Assigned task >> Check each line of the material for the string "data", and copy the lines that have it.
Provided information: Begin
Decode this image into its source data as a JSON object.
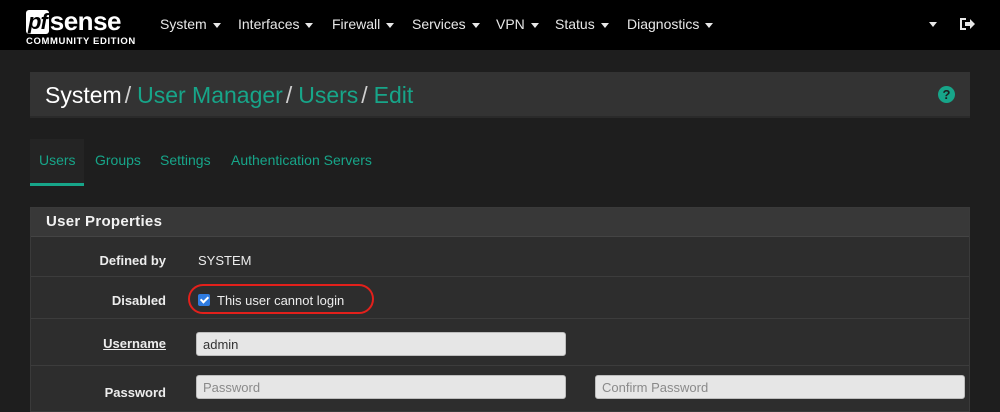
{
  "brand": {
    "logo_pf": "pf",
    "logo_sense": "sense",
    "edition": "COMMUNITY EDITION"
  },
  "nav": {
    "items": [
      {
        "label": "System"
      },
      {
        "label": "Interfaces"
      },
      {
        "label": "Firewall"
      },
      {
        "label": "Services"
      },
      {
        "label": "VPN"
      },
      {
        "label": "Status"
      },
      {
        "label": "Diagnostics"
      }
    ],
    "logout_icon": "sign-out-icon"
  },
  "breadcrumb": {
    "root": "System",
    "links": [
      "User Manager",
      "Users",
      "Edit"
    ],
    "separator": "/",
    "help_icon": "?"
  },
  "tabs": [
    {
      "label": "Users",
      "active": true
    },
    {
      "label": "Groups",
      "active": false
    },
    {
      "label": "Settings",
      "active": false
    },
    {
      "label": "Authentication Servers",
      "active": false
    }
  ],
  "panel": {
    "title": "User Properties",
    "defined_by": {
      "label": "Defined by",
      "value": "SYSTEM"
    },
    "disabled": {
      "label": "Disabled",
      "checkbox_label": "This user cannot login",
      "checked": true
    },
    "username": {
      "label": "Username",
      "value": "admin"
    },
    "password": {
      "label": "Password",
      "placeholder": "Password",
      "confirm_placeholder": "Confirm Password"
    }
  },
  "colors": {
    "accent": "#17a589",
    "navbar": "#000000",
    "background": "#1e1e1e",
    "highlight": "#e3201b",
    "checkbox": "#2f7be0"
  }
}
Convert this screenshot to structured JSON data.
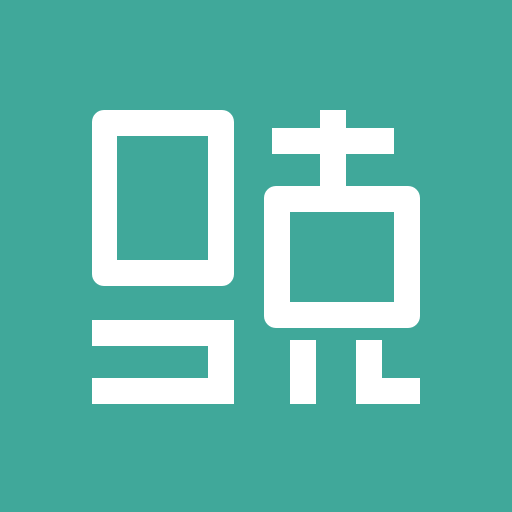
{
  "icon": {
    "name": "layout-glyph-icon",
    "background_color": "#40A89A",
    "foreground_color": "#FFFFFF"
  }
}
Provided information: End
Written solution >>
Decode this image into its source data as a JSON object.
Convert this screenshot to structured JSON data.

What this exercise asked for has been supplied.